* Saved entries

######

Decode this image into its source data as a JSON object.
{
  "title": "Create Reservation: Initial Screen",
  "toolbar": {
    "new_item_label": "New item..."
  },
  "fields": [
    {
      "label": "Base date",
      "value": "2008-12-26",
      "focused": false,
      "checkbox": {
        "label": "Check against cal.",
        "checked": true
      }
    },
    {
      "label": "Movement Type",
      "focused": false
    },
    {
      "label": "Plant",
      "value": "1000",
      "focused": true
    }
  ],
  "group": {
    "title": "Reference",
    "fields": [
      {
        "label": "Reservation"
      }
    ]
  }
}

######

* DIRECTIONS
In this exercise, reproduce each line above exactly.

* RESULT OF THIS EXERCISE
Decode this image into its source data as a JSON object.
{
  "title": "Create Reservation: Initial Screen",
  "toolbar": {
    "new_item_label": "New item..."
  },
  "fields": [
    {
      "label": "Base date",
      "value": "2008-12-26",
      "focused": false,
      "checkbox": {
        "label": "Check against cal.",
        "checked": true
      }
    },
    {
      "label": "Movement Type",
      "focused": false
    },
    {
      "label": "Plant",
      "value": "1000",
      "focused": true
    }
  ],
  "group": {
    "title": "Reference",
    "fields": [
      {
        "label": "Reservation"
      }
    ]
  }
}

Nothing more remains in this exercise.